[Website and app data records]

· · · ·

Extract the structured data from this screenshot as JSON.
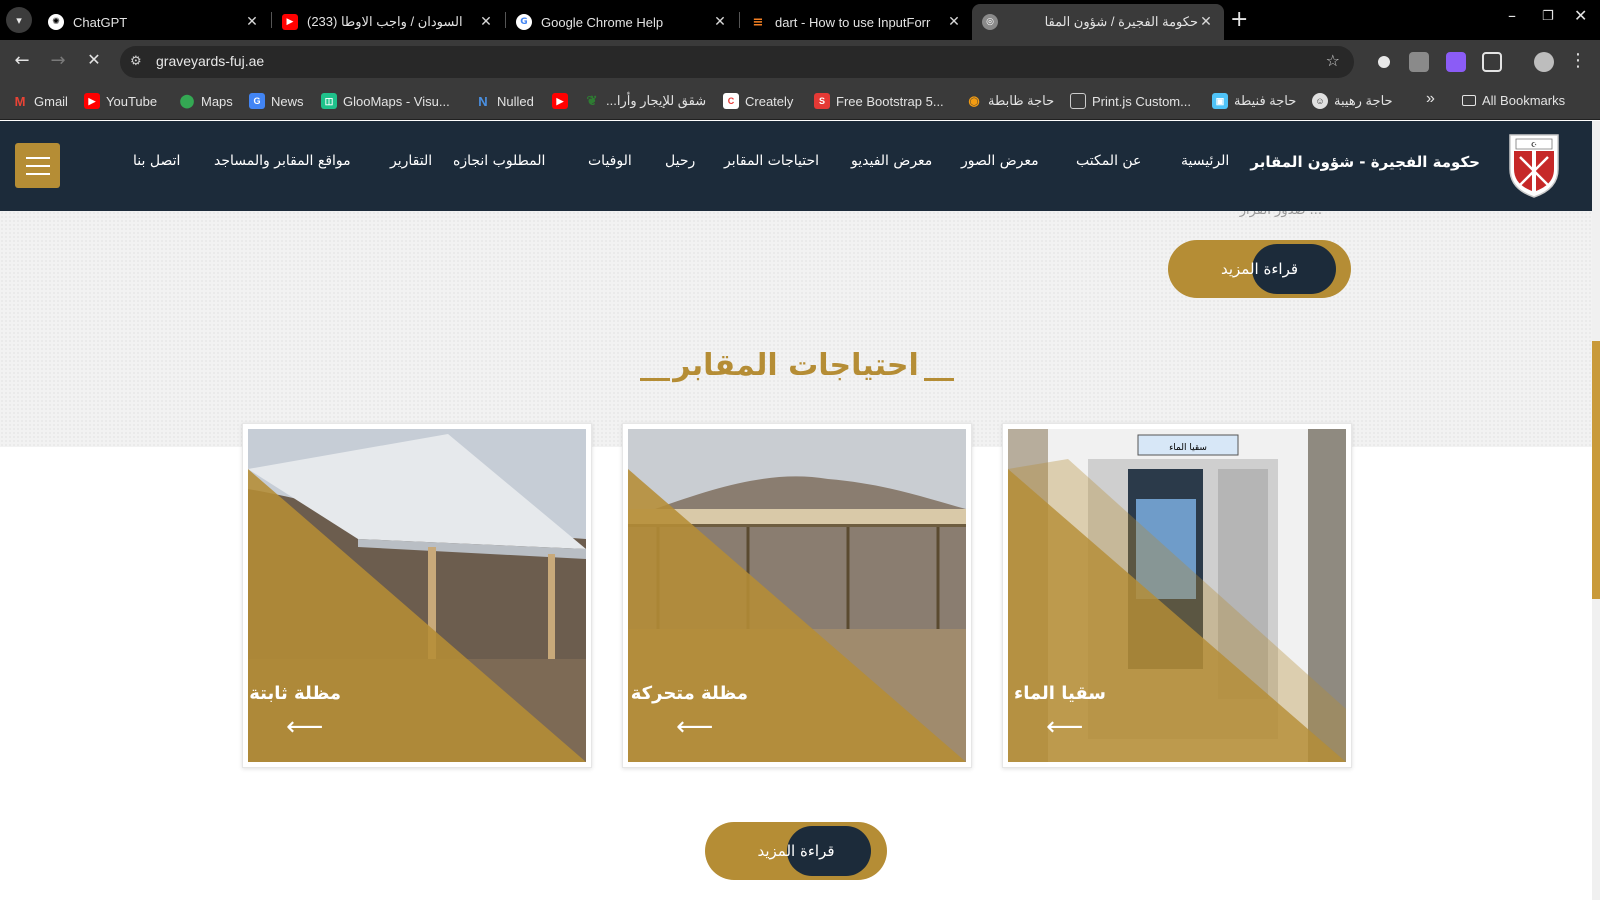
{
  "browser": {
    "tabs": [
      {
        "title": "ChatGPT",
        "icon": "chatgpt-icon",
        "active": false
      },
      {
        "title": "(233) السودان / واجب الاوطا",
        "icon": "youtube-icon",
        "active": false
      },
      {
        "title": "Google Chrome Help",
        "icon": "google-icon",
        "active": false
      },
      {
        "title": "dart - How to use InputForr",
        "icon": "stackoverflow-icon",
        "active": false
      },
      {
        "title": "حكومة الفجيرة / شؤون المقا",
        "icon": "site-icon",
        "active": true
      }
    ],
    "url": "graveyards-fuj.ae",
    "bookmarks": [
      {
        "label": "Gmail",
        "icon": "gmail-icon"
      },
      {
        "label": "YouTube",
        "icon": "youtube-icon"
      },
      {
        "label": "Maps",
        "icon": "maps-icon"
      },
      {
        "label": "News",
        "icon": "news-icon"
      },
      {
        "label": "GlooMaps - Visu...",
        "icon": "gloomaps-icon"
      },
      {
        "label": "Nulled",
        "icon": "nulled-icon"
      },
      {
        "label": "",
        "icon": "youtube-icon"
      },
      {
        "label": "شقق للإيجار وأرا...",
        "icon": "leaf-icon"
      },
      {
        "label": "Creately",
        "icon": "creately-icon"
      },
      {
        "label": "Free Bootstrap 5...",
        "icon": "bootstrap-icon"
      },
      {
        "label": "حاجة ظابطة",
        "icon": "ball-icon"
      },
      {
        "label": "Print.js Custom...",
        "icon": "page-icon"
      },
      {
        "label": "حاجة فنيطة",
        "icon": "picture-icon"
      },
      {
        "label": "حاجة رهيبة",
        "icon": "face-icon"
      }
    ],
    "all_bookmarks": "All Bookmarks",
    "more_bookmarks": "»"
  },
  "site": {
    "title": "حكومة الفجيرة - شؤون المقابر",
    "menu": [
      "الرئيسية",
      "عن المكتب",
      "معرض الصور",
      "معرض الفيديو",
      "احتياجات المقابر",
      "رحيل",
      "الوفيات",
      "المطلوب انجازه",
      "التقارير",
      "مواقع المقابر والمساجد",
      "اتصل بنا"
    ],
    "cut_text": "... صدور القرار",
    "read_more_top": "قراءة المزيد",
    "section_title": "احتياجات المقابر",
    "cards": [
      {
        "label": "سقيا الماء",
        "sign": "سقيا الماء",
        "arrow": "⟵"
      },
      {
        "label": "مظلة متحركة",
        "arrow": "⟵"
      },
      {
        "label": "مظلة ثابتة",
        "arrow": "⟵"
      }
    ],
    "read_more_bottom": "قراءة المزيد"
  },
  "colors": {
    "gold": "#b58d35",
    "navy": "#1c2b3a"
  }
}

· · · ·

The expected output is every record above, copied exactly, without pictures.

Extract the structured data from this screenshot as JSON.
{
  "browser": {
    "tabs": [
      {
        "title": "ChatGPT",
        "icon": "chatgpt-icon",
        "active": false
      },
      {
        "title": "(233) السودان / واجب الاوطا",
        "icon": "youtube-icon",
        "active": false
      },
      {
        "title": "Google Chrome Help",
        "icon": "google-icon",
        "active": false
      },
      {
        "title": "dart - How to use InputForr",
        "icon": "stackoverflow-icon",
        "active": false
      },
      {
        "title": "حكومة الفجيرة / شؤون المقا",
        "icon": "site-icon",
        "active": true
      }
    ],
    "url": "graveyards-fuj.ae",
    "bookmarks": [
      {
        "label": "Gmail",
        "icon": "gmail-icon"
      },
      {
        "label": "YouTube",
        "icon": "youtube-icon"
      },
      {
        "label": "Maps",
        "icon": "maps-icon"
      },
      {
        "label": "News",
        "icon": "news-icon"
      },
      {
        "label": "GlooMaps - Visu...",
        "icon": "gloomaps-icon"
      },
      {
        "label": "Nulled",
        "icon": "nulled-icon"
      },
      {
        "label": "",
        "icon": "youtube-icon"
      },
      {
        "label": "شقق للإيجار وأرا...",
        "icon": "leaf-icon"
      },
      {
        "label": "Creately",
        "icon": "creately-icon"
      },
      {
        "label": "Free Bootstrap 5...",
        "icon": "bootstrap-icon"
      },
      {
        "label": "حاجة ظابطة",
        "icon": "ball-icon"
      },
      {
        "label": "Print.js Custom...",
        "icon": "page-icon"
      },
      {
        "label": "حاجة فنيطة",
        "icon": "picture-icon"
      },
      {
        "label": "حاجة رهيبة",
        "icon": "face-icon"
      }
    ],
    "all_bookmarks": "All Bookmarks",
    "more_bookmarks": "»"
  },
  "site": {
    "title": "حكومة الفجيرة - شؤون المقابر",
    "menu": [
      "الرئيسية",
      "عن المكتب",
      "معرض الصور",
      "معرض الفيديو",
      "احتياجات المقابر",
      "رحيل",
      "الوفيات",
      "المطلوب انجازه",
      "التقارير",
      "مواقع المقابر والمساجد",
      "اتصل بنا"
    ],
    "cut_text": "... صدور القرار",
    "read_more_top": "قراءة المزيد",
    "section_title": "احتياجات المقابر",
    "cards": [
      {
        "label": "سقيا الماء",
        "sign": "سقيا الماء",
        "arrow": "⟵"
      },
      {
        "label": "مظلة متحركة",
        "arrow": "⟵"
      },
      {
        "label": "مظلة ثابتة",
        "arrow": "⟵"
      }
    ],
    "read_more_bottom": "قراءة المزيد"
  },
  "colors": {
    "gold": "#b58d35",
    "navy": "#1c2b3a"
  }
}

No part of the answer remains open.